And lastly, I'm going to intro the band Ayabie. Ayabie came together in 2004, made up of Aoi (Vocals), Intetsu (Bassist), Takehito (Guitarist) and Ryohei (Guitarist), with a nameless support drummer for their concerts. The next year they had a debut album, and found their permanent drummer in the ever-talented Kenzo. However, the band hit a few bumps in the road when in 2006, member Ryouhei left the band over disagreements with the members and went on to form his own successful band, Megamasso. Despite this small snag, Ayabie pushed on and found current guitarist Yumehito, and the band's lineup has remained the same ever since.
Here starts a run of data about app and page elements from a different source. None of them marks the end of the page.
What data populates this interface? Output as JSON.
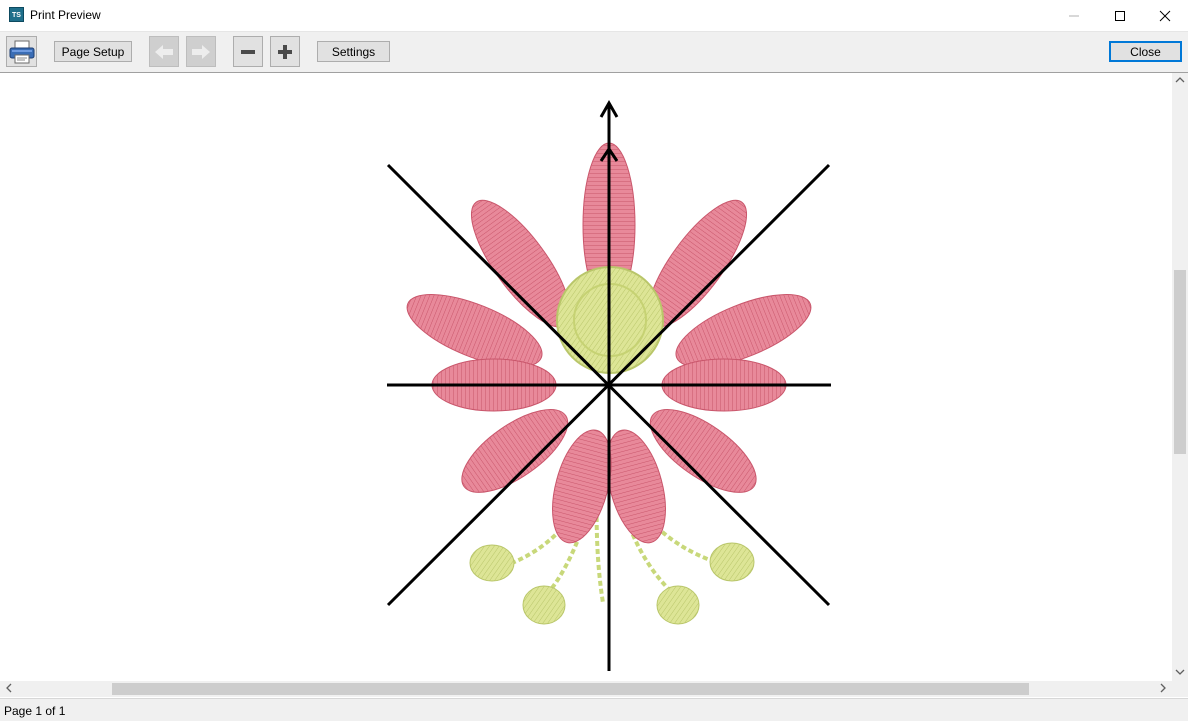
{
  "window": {
    "title": "Print Preview",
    "app_icon_text": "TS",
    "icons": [
      "minimize-icon",
      "maximize-icon",
      "close-window-icon"
    ]
  },
  "toolbar": {
    "print_icon": "printer-icon",
    "page_setup_label": "Page Setup",
    "prev_icon": "arrow-left-icon",
    "next_icon": "arrow-right-icon",
    "zoom_out_icon": "minus-icon",
    "zoom_in_icon": "plus-icon",
    "settings_label": "Settings",
    "close_label": "Close"
  },
  "preview": {
    "design": "flower-embroidery",
    "colors": {
      "petal": "#e87a8c",
      "petal_dark": "#c9566b",
      "center": "#d9e48f",
      "stem": "#c8d87a",
      "axes": "#000000"
    }
  },
  "status": {
    "page_text": "Page 1 of 1"
  }
}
Ayabie has had the good fortune to tour Europe twice, first in 2006, then again in 2007, and came to America for a small tour in 2008 (Aoi also doing an MC part on a small DVD magazine release in California). Ayabie announced at the beginning of the year that they were going major, and their debut major release came out just recently in May of this year. This band is showing no signs of slowing down, and I look forward to seeing what more they have in them.